Ads have always been part of the Internet. Now, they’re sometimes dangerous rather than just annoying, with malware-laden ads sometimes infecting ad networks. Just like broadcast TV, ads also help pay for content. Today, these ads are a major source of work for us. It’s time you blocked them
Malvertising: The Problem
Malvertising is a mashup of the generic term for viruses called malware and then advertising. Malvertising is advertising that has malware in it. Most people think of adult sites as a source of malware. That myth is no longer true. We see malvertising on legitimate sites like MSN, Wowway, and even the LJworld. Ads today use ad networks that track where you go. They target ads to you. That’s why when you read the Journal World online, you’ll see different ads than I do.
Typically, these ads offer to install special “helper software” like a Flash update. Other fake ads tell you there is something wrong with your computer and put in a special number for you to call. Virus software doesn’t block these threats because they’re ads. The ads aren’t doing anything to your computer. Those ads trick you into installing stuff in your computer.
Once the bad programs get on your computer, they do all sorts of damage. They’ll sometimes show extra ads or trick you into buying stuff. The most extreme cases we see is when it installs “ransomware.” That’s a program that locks up all the stuff on your computer and makes you pay $300-$5,000 to get your data back. They don’t always give you your data back either. We’re seeing health care providers being targeted for these scams.
AdBlockers: The Solution
Photo by planetlight – http://flic.kr/p/8k9JhZ
As a freelance writer, I usually ask people to avoid adblockers.
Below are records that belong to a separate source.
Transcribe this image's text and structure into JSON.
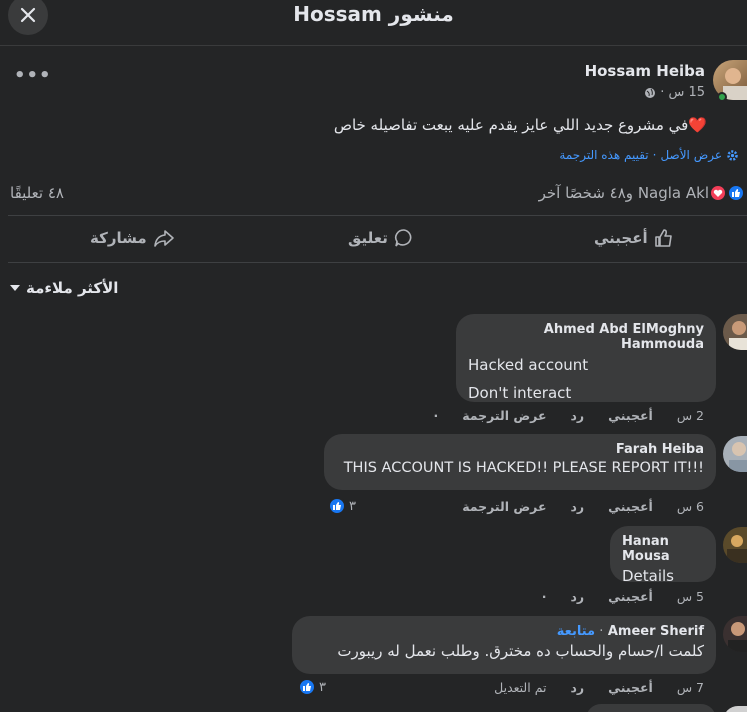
{
  "header": {
    "title": "منشور Hossam"
  },
  "post": {
    "author": "Hossam Heiba",
    "time": "15 س",
    "text": "في مشروع جديد اللي عايز يقدم عليه يبعت تفاصيله خاص",
    "translation": {
      "see_original": "عرض الأصل",
      "rate": "تقييم هذه الترجمة"
    },
    "reactions_text": "Nagla Akl و٤٨ شخصًا آخر",
    "comment_count": "٤٨ تعليقًا"
  },
  "actions": {
    "like": "أعجبني",
    "comment": "تعليق",
    "share": "مشاركة"
  },
  "sort_label": "الأكثر ملاءمة",
  "comments": [
    {
      "name": "Ahmed Abd ElMoghny Hammouda",
      "lines": [
        "Hacked account",
        "Don't interact"
      ],
      "time": "2 س",
      "like": "أعجبني",
      "reply": "رد",
      "translate": "عرض الترجمة",
      "dot": "·"
    },
    {
      "name": "Farah Heiba",
      "lines": [
        "THIS ACCOUNT IS HACKED!! PLEASE REPORT IT!!!"
      ],
      "time": "6 س",
      "like": "أعجبني",
      "reply": "رد",
      "translate": "عرض الترجمة",
      "reactions": "٣"
    },
    {
      "name": "Hanan Mousa",
      "lines": [
        "Details"
      ],
      "time": "5 س",
      "like": "أعجبني",
      "reply": "رد",
      "dot": "·"
    },
    {
      "name": "Ameer Sherif",
      "follow": "متابعة",
      "lines": [
        "كلمت ا/حسام والحساب ده مخترق. وطلب نعمل له ريبورت"
      ],
      "time": "7 س",
      "like": "أعجبني",
      "reply": "رد",
      "edited": "تم التعديل",
      "reactions": "٣"
    }
  ],
  "colors": {
    "background": "#242526",
    "bubble": "#3a3b3c",
    "link": "#4599ff",
    "like_blue": "#1877f2"
  }
}
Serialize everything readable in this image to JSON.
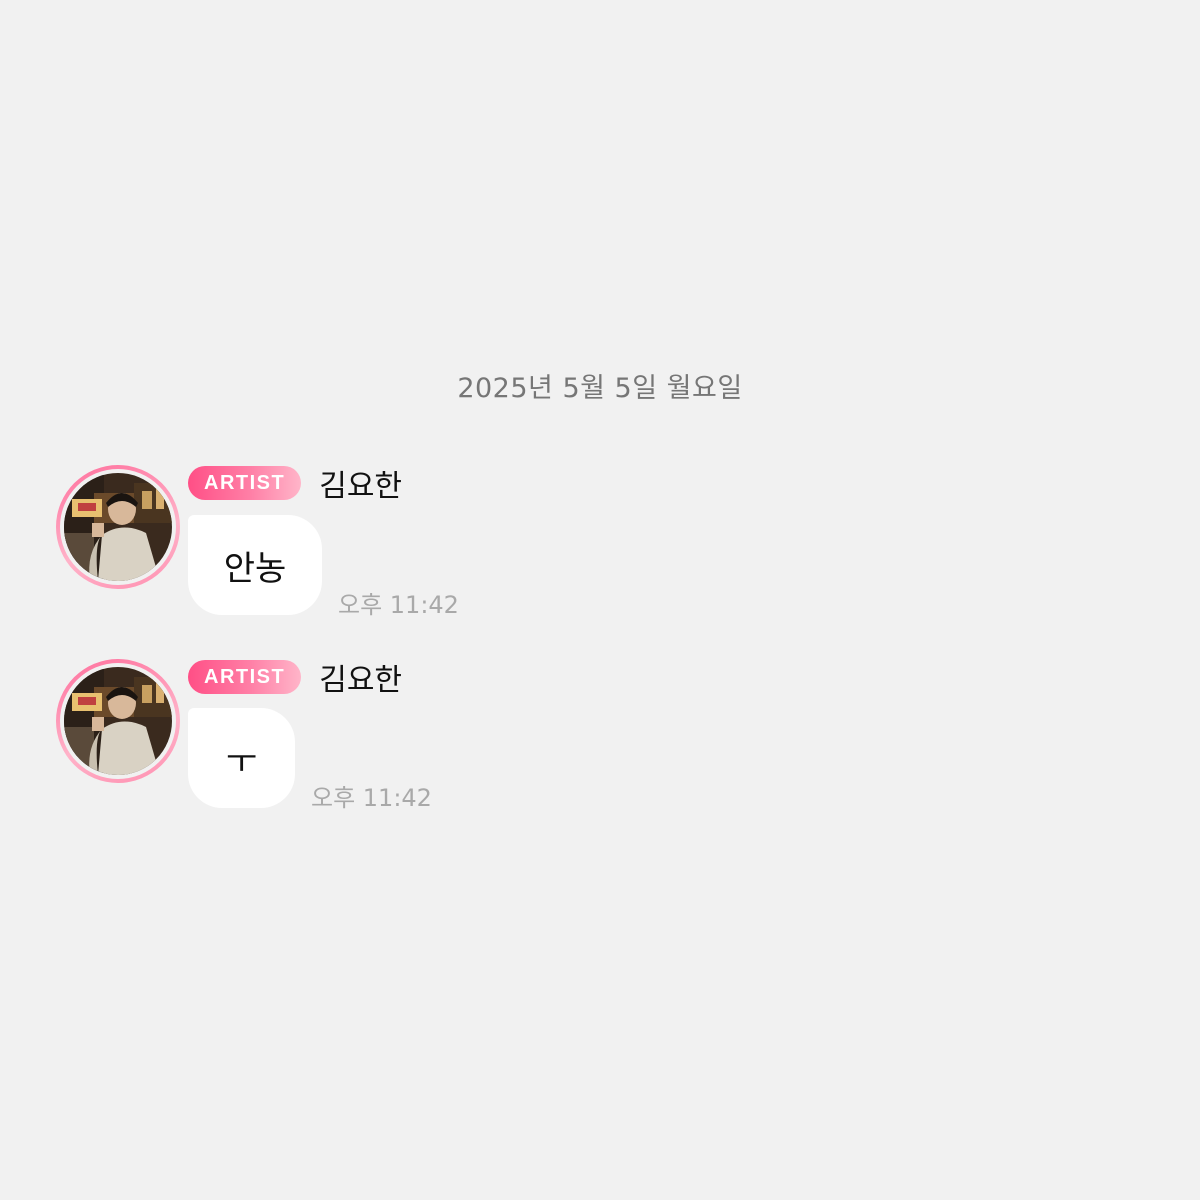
{
  "chat": {
    "date_divider": "2025년 5월 5일 월요일",
    "messages": [
      {
        "badge": "ARTIST",
        "sender": "김요한",
        "text": "안농",
        "time": "오후 11:42"
      },
      {
        "badge": "ARTIST",
        "sender": "김요한",
        "text": "ㅜ",
        "time": "오후 11:42"
      }
    ]
  },
  "colors": {
    "background": "#f1f1f1",
    "badge_gradient_start": "#ff4f86",
    "badge_gradient_end": "#ffb5c9",
    "bubble": "#ffffff",
    "timestamp": "#a9a9a9",
    "date_divider": "#767676"
  },
  "icons": {
    "avatar": "avatar-photo"
  }
}
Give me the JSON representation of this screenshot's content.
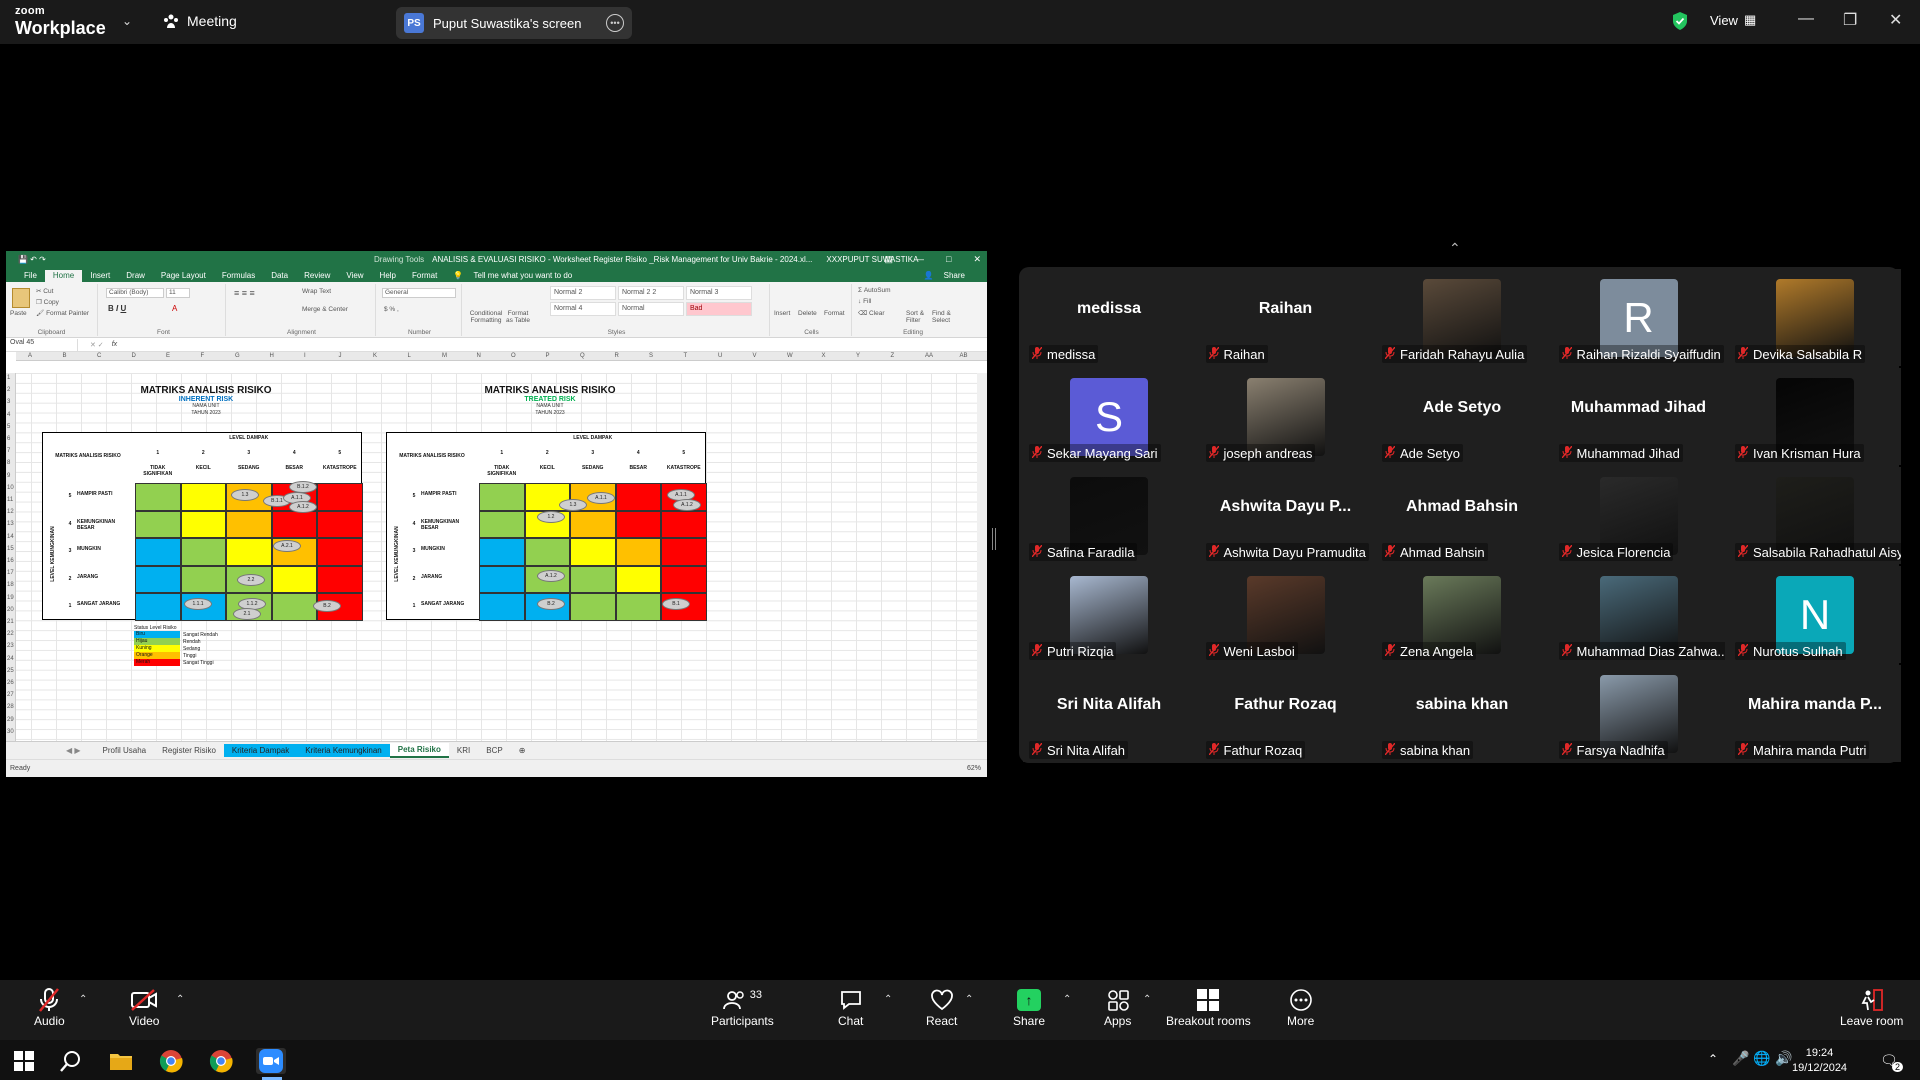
{
  "topbar": {
    "logo_line1": "zoom",
    "logo_line2": "Workplace",
    "meeting_label": "Meeting",
    "screen_badge": "PS",
    "screen_label": "Puput Suwastika's screen",
    "view_label": "View"
  },
  "excel": {
    "title": "ANALISIS & EVALUASI RISIKO - Worksheet Register Risiko _Risk Management for Univ Bakrie - 2024.xl...",
    "user": "XXXPUPUT SUWASTIKA",
    "drawing_tools": "Drawing Tools",
    "tabs": [
      "File",
      "Home",
      "Insert",
      "Draw",
      "Page Layout",
      "Formulas",
      "Data",
      "Review",
      "View",
      "Help",
      "Format"
    ],
    "tell_me": "Tell me what you want to do",
    "share": "Share",
    "ribbon": {
      "paste": "Paste",
      "cut": "Cut",
      "copy": "Copy",
      "format_painter": "Format Painter",
      "clipboard": "Clipboard",
      "font_name": "Calibri (Body)",
      "font_size": "11",
      "font": "Font",
      "wrap_text": "Wrap Text",
      "merge": "Merge & Center",
      "alignment": "Alignment",
      "number_format": "General",
      "number": "Number",
      "cond_format": "Conditional Formatting",
      "format_table": "Format as Table",
      "styles": [
        "Normal 2",
        "Normal 2 2",
        "Normal 3",
        "Normal 4",
        "Normal",
        "Bad"
      ],
      "styles_label": "Styles",
      "insert": "Insert",
      "delete": "Delete",
      "format": "Format",
      "cells": "Cells",
      "autosum": "AutoSum",
      "fill": "Fill",
      "clear": "Clear",
      "sort": "Sort & Filter",
      "find": "Find & Select",
      "editing": "Editing"
    },
    "name_box": "Oval 45",
    "fx": "fx",
    "columns": [
      "A",
      "B",
      "C",
      "D",
      "E",
      "F",
      "G",
      "H",
      "I",
      "J",
      "K",
      "L",
      "M",
      "N",
      "O",
      "P",
      "Q",
      "R",
      "S",
      "T",
      "U",
      "V",
      "W",
      "X",
      "Y",
      "Z",
      "AA",
      "AB"
    ],
    "rows": [
      "1",
      "2",
      "3",
      "4",
      "5",
      "6",
      "7",
      "8",
      "9",
      "10",
      "11",
      "12",
      "13",
      "14",
      "15",
      "16",
      "17",
      "18",
      "19",
      "20",
      "21",
      "22",
      "23",
      "24",
      "25",
      "26",
      "27",
      "28",
      "29",
      "30"
    ],
    "matrix_left": {
      "title": "MATRIKS ANALISIS RISIKO",
      "subtitle": "INHERENT RISK",
      "unit": "NAMA UNIT",
      "year": "TAHUN 2023",
      "sub_color": "#0070c0"
    },
    "matrix_right": {
      "title": "MATRIKS ANALISIS RISIKO",
      "subtitle": "TREATED RISK",
      "unit": "NAMA UNIT",
      "year": "TAHUN 2023",
      "sub_color": "#00b050"
    },
    "matrix_labels": {
      "corner": "MATRIKS ANALISIS RISIKO",
      "level_dampak": "LEVEL DAMPAK",
      "level_kemungkinan": "LEVEL KEMUNGKINAN",
      "impact_numbers": [
        "1",
        "2",
        "3",
        "4",
        "5"
      ],
      "impact_names": [
        "TIDAK SIGNIFIKAN",
        "KECIL",
        "SEDANG",
        "BESAR",
        "KATASTROPE"
      ],
      "likelihood_numbers": [
        "5",
        "4",
        "3",
        "2",
        "1"
      ],
      "likelihood_names": [
        "HAMPIR PASTI",
        "KEMUNGKINAN BESAR",
        "MUNGKIN",
        "JARANG",
        "SANGAT JARANG"
      ]
    },
    "heat_colors": [
      [
        "#92d050",
        "#ffff00",
        "#ffc000",
        "#ff0000",
        "#ff0000"
      ],
      [
        "#92d050",
        "#ffff00",
        "#ffc000",
        "#ff0000",
        "#ff0000"
      ],
      [
        "#00b0f0",
        "#92d050",
        "#ffff00",
        "#ffc000",
        "#ff0000"
      ],
      [
        "#00b0f0",
        "#92d050",
        "#92d050",
        "#ffff00",
        "#ff0000"
      ],
      [
        "#00b0f0",
        "#00b0f0",
        "#92d050",
        "#92d050",
        "#ff0000"
      ]
    ],
    "ovals_left": [
      "1.3",
      "B.1.1",
      "A.1.1",
      "B.1.2",
      "A.1.2",
      "A.2.1",
      "2.2",
      "1.1.1",
      "1.1.2",
      "2.1",
      "B.2"
    ],
    "ovals_right": [
      "A.1.1",
      "1.3",
      "A.1.1",
      "A.1.2",
      "1.2",
      "A.1.2",
      "B.2",
      "B.1"
    ],
    "legend": {
      "title": "Status Level Risiko",
      "items": [
        {
          "color": "Biru",
          "level": "Sangat Rendah",
          "hex": "#00b0f0"
        },
        {
          "color": "Hijau",
          "level": "Rendah",
          "hex": "#92d050"
        },
        {
          "color": "Kuning",
          "level": "Sedang",
          "hex": "#ffff00"
        },
        {
          "color": "Orange",
          "level": "Tinggi",
          "hex": "#ffc000"
        },
        {
          "color": "Merah",
          "level": "Sangat Tinggi",
          "hex": "#ff0000"
        }
      ]
    },
    "sheets": [
      "Profil Usaha",
      "Register Risiko",
      "Kriteria Dampak",
      "Kriteria Kemungkinan",
      "Peta Risiko",
      "KRI",
      "BCP"
    ],
    "status": "Ready",
    "zoom": "62%"
  },
  "participants": [
    {
      "name": "medissa",
      "display": "medissa",
      "type": "name"
    },
    {
      "name": "Raihan",
      "display": "Raihan",
      "type": "name"
    },
    {
      "name": "Faridah Rahayu Aulia",
      "type": "photo",
      "color": "#5a4a3a"
    },
    {
      "name": "Raihan Rizaldi Syaiffudin",
      "type": "avatar",
      "letter": "R",
      "color": "#7d8c9c"
    },
    {
      "name": "Devika Salsabila R",
      "type": "photo",
      "color": "#b07a2a"
    },
    {
      "name": "Sekar Mayang Sari",
      "type": "avatar",
      "letter": "S",
      "color": "#5b5bd6"
    },
    {
      "name": "joseph andreas",
      "type": "photo",
      "color": "#8a8070"
    },
    {
      "name": "Ade Setyo",
      "display": "Ade Setyo",
      "type": "name"
    },
    {
      "name": "Muhammad Jihad",
      "display": "Muhammad Jihad",
      "type": "name"
    },
    {
      "name": "Ivan Krisman Hura",
      "type": "photo",
      "color": "#050505"
    },
    {
      "name": "Safina Faradila",
      "type": "photo",
      "color": "#0c0c0c"
    },
    {
      "name": "Ashwita Dayu Pramudita",
      "display": "Ashwita Dayu P...",
      "type": "name"
    },
    {
      "name": "Ahmad Bahsin",
      "display": "Ahmad Bahsin",
      "type": "name"
    },
    {
      "name": "Jesica Florencia",
      "type": "photo",
      "color": "#2a2a2a"
    },
    {
      "name": "Salsabila Rahadhatul Aisy",
      "type": "photo",
      "color": "#1e1e1a"
    },
    {
      "name": "Putri Rizqia",
      "type": "photo",
      "color": "#a8b8d0"
    },
    {
      "name": "Weni Lasboi",
      "type": "photo",
      "color": "#5a3a2a"
    },
    {
      "name": "Zena Angela",
      "type": "photo",
      "color": "#6a7a5a"
    },
    {
      "name": "Muhammad Dias Zahwa...",
      "type": "photo",
      "color": "#4a6a7a"
    },
    {
      "name": "Nurotus Sulhah",
      "type": "avatar",
      "letter": "N",
      "color": "#0aa8b8"
    },
    {
      "name": "Sri Nita Alifah",
      "display": "Sri Nita Alifah",
      "type": "name"
    },
    {
      "name": "Fathur Rozaq",
      "display": "Fathur Rozaq",
      "type": "name"
    },
    {
      "name": "sabina khan",
      "display": "sabina khan",
      "type": "name"
    },
    {
      "name": "Farsya Nadhifa",
      "type": "photo",
      "color": "#8a9aaa"
    },
    {
      "name": "Mahira manda Putri",
      "display": "Mahira manda P...",
      "type": "name"
    }
  ],
  "toolbar": {
    "audio": "Audio",
    "video": "Video",
    "participants": "Participants",
    "participants_count": "33",
    "chat": "Chat",
    "react": "React",
    "share": "Share",
    "apps": "Apps",
    "breakout": "Breakout rooms",
    "more": "More",
    "leave": "Leave room"
  },
  "taskbar": {
    "time": "19:24",
    "date": "19/12/2024",
    "notif_count": "2"
  }
}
Ads are often the way companies pay the bills (including my bill as a writer). With malvertising, the risk is too high to allow ads on your computer. No website that uses ads is safe from malvertising.
Some sites don’t let you use adblockers. For example, Forbes doesn’t let you use an adblocker. The first day they started that policy, their site was infected with malvertising. All adblocker programs let you “whitelist” or give permission to certain sites to show ads. That setting is easy to configure. Other clients use a special browser just for ads. I do that on my computer. I don’t use Firefox much, but that’s the browser I use for sites that require ads (like Forbes).
These sneaky malware companies desperately want to infect your computer. One way to prevent this problem is to keep your programs up-to-date. We recommend Patch My PC and install it on most client computers. If we’ve seen your computer, Patch My PC is probably on there. It checks all the programs on your computer and suggests security updates. Those updates help avoid the risk of you falling for a scam.
All clients on a PC should be running an antivirus program. Some of these programs are free, but most expire after a year. The free ones want you to re-register the program. Roughly 20% of the clients we see don’t have a working antivirus. With our remote-control software, we can check to see if it’s running and your programs are up-to-date. That check-up usually takes about 15 minutes, so it costs $20 for us to remotely take a look. If you aren’t sure how to do these updates yourself, it might be good peace of mind for us to check.
What have your experiences been with ad-blockers? Let us know in the comments.
Photo by gettheshot75